Joan Roca of Spain, Michel Bras of France and Gaston Acurio of Peru were among the big-name chefs who took part in the event Tuesday at Xochimilco, a UNESCO World Heritage Site criss-crossed with natural canals and artificial islands first created by the Aztecs.
Munching on hand-made tortillas stuffed with organic beans and quesadillas made from local corn, participants used the idyllic setting to tackle a grim problem: the threats that climate change, industrial agriculture and overexploitation pose to the world’s plant and animal life.
“I believe that solidarity is in a chef’s DNA, along with the desire to create a commitment to preserve the environment and biodiversity,” said Roca, whose restaurant El Celler de Can Roca has twice taken top place on the prestigious list of the World’s 50 Best Restaurants.
The chefs were in town to pick the winner of the Basque Culinary World Prize, a 100,000-euro award for food-related projects that have made a positive difference beyond the kitchen.
Roca presided over the jury that named this year’s winner on Monday: Colombian chef Leonor Espinosa of the restaurant LEO in Bogota, who is known for sourcing local ingredients and giving back to the communities that supply them.
That was also a key theme at the symposium.
To illustrate the point, participants toured the lettuce and cactus fields of Xochimilco’s famous “chinampas,” artificial islands created with age-old agricultural techniques used by the Aztecs and other Mesoamerican peoples.
The chinampas are one of the last reminders of how the Aztecs lived 500 years ago at the time the Spanish conquistadors arrived in the Americas, when Mexico City was mostly covered in water.
– ‘Urban stain’ –
Today, the city has become a sprawling urban area of more than 20 million people.
Xochimilco is one of the area’s last vestiges of small-scale agriculture amid what the Mexican academic Refugio Rodriguez called “the growing urban stain of the Mexican capital.”
Seeking to help revive a more sustainable kind of agriculture to supply the city’s food, some Mexican chefs have started sourcing fresh, organic ingredients straight from the chinampas.
They include the likes of Enrique Olvera, owner of the feted restaurant Pujol, and Ricardo Munoz Zurita, of “Azul y Oro.”
Munoz Zurita, whom Time magazine has called a “prophet” of preserving culinary tradition, called for a return to niche local ingredients such as native Mexican corn, instead of the mass-produced basket of produce that dominates the world’s supermarket aisles.
“We’re going to be the ambassadors of critically endangered products.

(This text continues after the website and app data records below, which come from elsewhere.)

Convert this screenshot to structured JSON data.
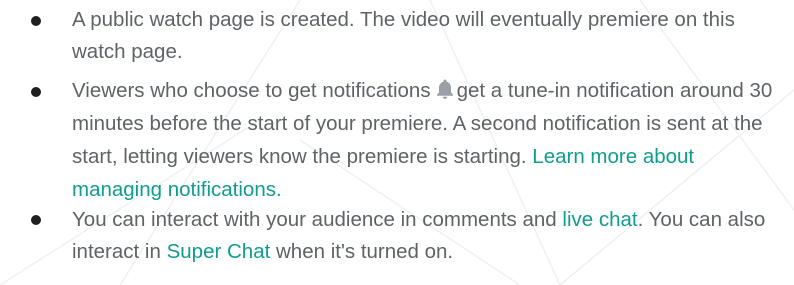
{
  "bullets": {
    "item1": {
      "text": "A public watch page is created. The video will eventually premiere on this watch page."
    },
    "item2": {
      "text_before_icon": "Viewers who choose to get notifications",
      "icon": "bell-icon",
      "text_after_icon": "get a tune-in notification around 30 minutes before the start of your premiere. A second notification is sent at the start, letting viewers know the premiere is starting.",
      "link": "Learn more about managing notifications."
    },
    "item3": {
      "text1": "You can interact with your audience in comments and",
      "link1": "live chat",
      "text2": ". You can also interact in",
      "link2": "Super Chat",
      "text3": "when it's turned on."
    }
  },
  "colors": {
    "text": "#5f6368",
    "link": "#0f9d8f",
    "bullet": "#1f1f1f",
    "bell": "#9aa0a6"
  }
}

We have to start cooking with them so people don’t forget they exist,” he said.
To get to the event, which was held under a large thatch hangar, participants ventured to an artificial island by boat, a trip of about 30 minutes.
The symposium was sponsored by the Basque Culinary Center, a gastronomic university born off the back of a revolution in Spanish cuisine epitomized by the Basque country’s plethora of Michelin-starred restaurants and by Ferran Adria, the father of molecular gastronomy.